[Stored entries]
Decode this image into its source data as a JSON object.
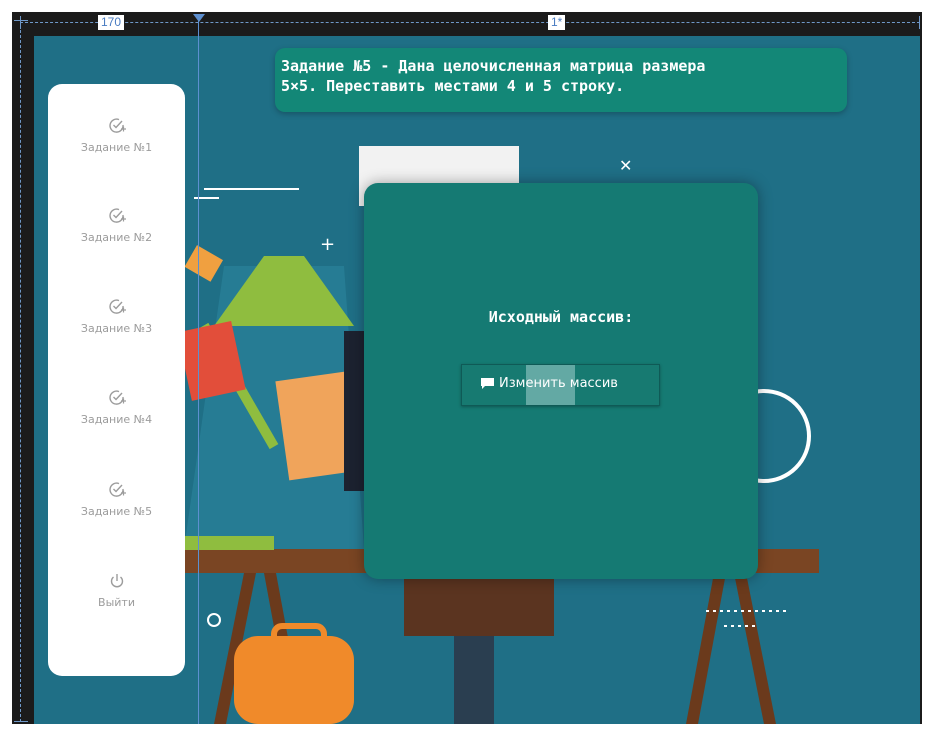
{
  "designer": {
    "column_width_label": "170",
    "column_star_label": "1*"
  },
  "title": {
    "text": "Задание №5 - Дана целочисленная матрица размера\n5×5. Переставить местами 4 и 5 строку."
  },
  "sidebar": {
    "items": [
      {
        "label": "Задание №1",
        "icon": "check-plus-icon"
      },
      {
        "label": "Задание №2",
        "icon": "check-plus-icon"
      },
      {
        "label": "Задание №3",
        "icon": "check-plus-icon"
      },
      {
        "label": "Задание №4",
        "icon": "check-plus-icon"
      },
      {
        "label": "Задание №5",
        "icon": "check-plus-icon"
      },
      {
        "label": "Выйти",
        "icon": "power-icon"
      }
    ]
  },
  "dialog": {
    "label": "Исходный массив:",
    "button_label": "Изменить массив",
    "button_icon": "chat-bubble-icon"
  },
  "colors": {
    "background": "#1f6f86",
    "title_bg": "#138777",
    "dialog_bg": "#157a73",
    "sidebar_bg": "#ffffff"
  }
}
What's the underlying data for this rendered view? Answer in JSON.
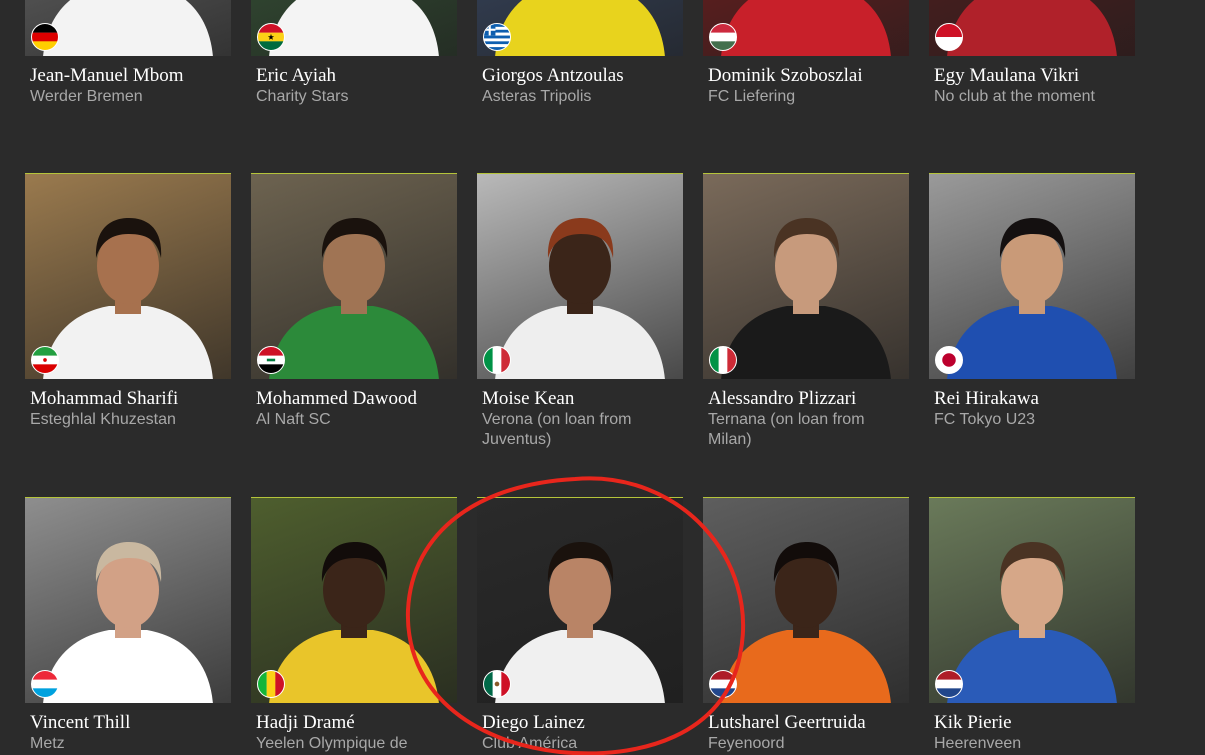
{
  "players": [
    {
      "name": "Jean-Manuel Mbom",
      "club": "Werder Bremen",
      "flag": "germany-flag-icon",
      "kit": "#f3f3f3",
      "bg": "#6e6e6e",
      "skin": "#a87a5a",
      "hair": "#1e1a17"
    },
    {
      "name": "Eric Ayiah",
      "club": "Charity Stars",
      "flag": "ghana-flag-icon",
      "kit": "#f4f4f4",
      "bg": "#3a5a3a",
      "skin": "#3f2a1e",
      "hair": "#120c0a"
    },
    {
      "name": "Giorgos Antzoulas",
      "club": "Asteras Tripolis",
      "flag": "greece-flag-icon",
      "kit": "#e8d31d",
      "bg": "#3d4d6a",
      "skin": "#b78663",
      "hair": "#2a1f16"
    },
    {
      "name": "Dominik Szoboszlai",
      "club": "FC Liefering",
      "flag": "hungary-flag-icon",
      "kit": "#c8202a",
      "bg": "#7a2020",
      "skin": "#d6a788",
      "hair": "#3a2a1e"
    },
    {
      "name": "Egy Maulana Vikri",
      "club": "No club at the moment",
      "flag": "indonesia-flag-icon",
      "kit": "#b0212a",
      "bg": "#5a2020",
      "skin": "#8a5b3d",
      "hair": "#15100d"
    },
    {
      "name": "Mohammad Sharifi",
      "club": "Esteghlal Khuzestan",
      "flag": "iran-flag-icon",
      "kit": "#f2f2f2",
      "bg": "#9a7a4e",
      "skin": "#a7714e",
      "hair": "#1a120d"
    },
    {
      "name": "Mohammed Dawood",
      "club": "Al Naft SC",
      "flag": "iraq-flag-icon",
      "kit": "#2c8a3a",
      "bg": "#6d6350",
      "skin": "#a07454",
      "hair": "#1a120d"
    },
    {
      "name": "Moise Kean",
      "club": "Verona (on loan from Juventus)",
      "flag": "italy-flag-icon",
      "kit": "#eeeeee",
      "bg": "#b9b9b9",
      "skin": "#3b2519",
      "hair": "#8a3a1c"
    },
    {
      "name": "Alessandro Plizzari",
      "club": "Ternana (on loan from Milan)",
      "flag": "italy-flag-icon",
      "kit": "#1a1a1a",
      "bg": "#7a6a5a",
      "skin": "#c79a7c",
      "hair": "#4a3323"
    },
    {
      "name": "Rei Hirakawa",
      "club": "FC Tokyo U23",
      "flag": "japan-flag-icon",
      "kit": "#1f4fb0",
      "bg": "#9a9a9a",
      "skin": "#c99a78",
      "hair": "#141010"
    },
    {
      "name": "Vincent Thill",
      "club": "Metz",
      "flag": "luxembourg-flag-icon",
      "kit": "#ffffff",
      "bg": "#8e8e8e",
      "skin": "#d2a186",
      "hair": "#c9b8a0"
    },
    {
      "name": "Hadji Dramé",
      "club": "Yeelen Olympique de",
      "flag": "mali-flag-icon",
      "kit": "#e9c52a",
      "bg": "#4e5e2e",
      "skin": "#3b2519",
      "hair": "#120c0a"
    },
    {
      "name": "Diego Lainez",
      "club": "Club América",
      "flag": "mexico-flag-icon",
      "kit": "#f0f0f0",
      "bg": "#2a2a2a",
      "skin": "#b98466",
      "hair": "#1a120d"
    },
    {
      "name": "Lutsharel Geertruida",
      "club": "Feyenoord",
      "flag": "netherlands-flag-icon",
      "kit": "#e86a1c",
      "bg": "#5e5e5e",
      "skin": "#3b2519",
      "hair": "#120c0a"
    },
    {
      "name": "Kik Pierie",
      "club": "Heerenveen",
      "flag": "netherlands-flag-icon",
      "kit": "#2a5bb8",
      "bg": "#6a7a5a",
      "skin": "#d6a788",
      "hair": "#4a3323"
    }
  ],
  "annotation": {
    "color": "#e8261c",
    "target": "Diego Lainez"
  }
}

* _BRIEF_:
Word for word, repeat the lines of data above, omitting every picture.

* _EXPECTED OUTPUT_:
Decode this image into its source data as a JSON object.
{
  "designer": {
    "column_width_label": "170",
    "column_star_label": "1*"
  },
  "title": {
    "text": "Задание №5 - Дана целочисленная матрица размера\n5×5. Переставить местами 4 и 5 строку."
  },
  "sidebar": {
    "items": [
      {
        "label": "Задание №1",
        "icon": "check-plus-icon"
      },
      {
        "label": "Задание №2",
        "icon": "check-plus-icon"
      },
      {
        "label": "Задание №3",
        "icon": "check-plus-icon"
      },
      {
        "label": "Задание №4",
        "icon": "check-plus-icon"
      },
      {
        "label": "Задание №5",
        "icon": "check-plus-icon"
      },
      {
        "label": "Выйти",
        "icon": "power-icon"
      }
    ]
  },
  "dialog": {
    "label": "Исходный массив:",
    "button_label": "Изменить массив",
    "button_icon": "chat-bubble-icon"
  },
  "colors": {
    "background": "#1f6f86",
    "title_bg": "#138777",
    "dialog_bg": "#157a73",
    "sidebar_bg": "#ffffff"
  }
}
What's the underlying data for this rendered view? Answer in JSON.
{
  "players": [
    {
      "name": "Jean-Manuel Mbom",
      "club": "Werder Bremen",
      "flag": "germany-flag-icon",
      "kit": "#f3f3f3",
      "bg": "#6e6e6e",
      "skin": "#a87a5a",
      "hair": "#1e1a17"
    },
    {
      "name": "Eric Ayiah",
      "club": "Charity Stars",
      "flag": "ghana-flag-icon",
      "kit": "#f4f4f4",
      "bg": "#3a5a3a",
      "skin": "#3f2a1e",
      "hair": "#120c0a"
    },
    {
      "name": "Giorgos Antzoulas",
      "club": "Asteras Tripolis",
      "flag": "greece-flag-icon",
      "kit": "#e8d31d",
      "bg": "#3d4d6a",
      "skin": "#b78663",
      "hair": "#2a1f16"
    },
    {
      "name": "Dominik Szoboszlai",
      "club": "FC Liefering",
      "flag": "hungary-flag-icon",
      "kit": "#c8202a",
      "bg": "#7a2020",
      "skin": "#d6a788",
      "hair": "#3a2a1e"
    },
    {
      "name": "Egy Maulana Vikri",
      "club": "No club at the moment",
      "flag": "indonesia-flag-icon",
      "kit": "#b0212a",
      "bg": "#5a2020",
      "skin": "#8a5b3d",
      "hair": "#15100d"
    },
    {
      "name": "Mohammad Sharifi",
      "club": "Esteghlal Khuzestan",
      "flag": "iran-flag-icon",
      "kit": "#f2f2f2",
      "bg": "#9a7a4e",
      "skin": "#a7714e",
      "hair": "#1a120d"
    },
    {
      "name": "Mohammed Dawood",
      "club": "Al Naft SC",
      "flag": "iraq-flag-icon",
      "kit": "#2c8a3a",
      "bg": "#6d6350",
      "skin": "#a07454",
      "hair": "#1a120d"
    },
    {
      "name": "Moise Kean",
      "club": "Verona (on loan from Juventus)",
      "flag": "italy-flag-icon",
      "kit": "#eeeeee",
      "bg": "#b9b9b9",
      "skin": "#3b2519",
      "hair": "#8a3a1c"
    },
    {
      "name": "Alessandro Plizzari",
      "club": "Ternana (on loan from Milan)",
      "flag": "italy-flag-icon",
      "kit": "#1a1a1a",
      "bg": "#7a6a5a",
      "skin": "#c79a7c",
      "hair": "#4a3323"
    },
    {
      "name": "Rei Hirakawa",
      "club": "FC Tokyo U23",
      "flag": "japan-flag-icon",
      "kit": "#1f4fb0",
      "bg": "#9a9a9a",
      "skin": "#c99a78",
      "hair": "#141010"
    },
    {
      "name": "Vincent Thill",
      "club": "Metz",
      "flag": "luxembourg-flag-icon",
      "kit": "#ffffff",
      "bg": "#8e8e8e",
      "skin": "#d2a186",
      "hair": "#c9b8a0"
    },
    {
      "name": "Hadji Dramé",
      "club": "Yeelen Olympique de",
      "flag": "mali-flag-icon",
      "kit": "#e9c52a",
      "bg": "#4e5e2e",
      "skin": "#3b2519",
      "hair": "#120c0a"
    },
    {
      "name": "Diego Lainez",
      "club": "Club América",
      "flag": "mexico-flag-icon",
      "kit": "#f0f0f0",
      "bg": "#2a2a2a",
      "skin": "#b98466",
      "hair": "#1a120d"
    },
    {
      "name": "Lutsharel Geertruida",
      "club": "Feyenoord",
      "flag": "netherlands-flag-icon",
      "kit": "#e86a1c",
      "bg": "#5e5e5e",
      "skin": "#3b2519",
      "hair": "#120c0a"
    },
    {
      "name": "Kik Pierie",
      "club": "Heerenveen",
      "flag": "netherlands-flag-icon",
      "kit": "#2a5bb8",
      "bg": "#6a7a5a",
      "skin": "#d6a788",
      "hair": "#4a3323"
    }
  ],
  "annotation": {
    "color": "#e8261c",
    "target": "Diego Lainez"
  }
}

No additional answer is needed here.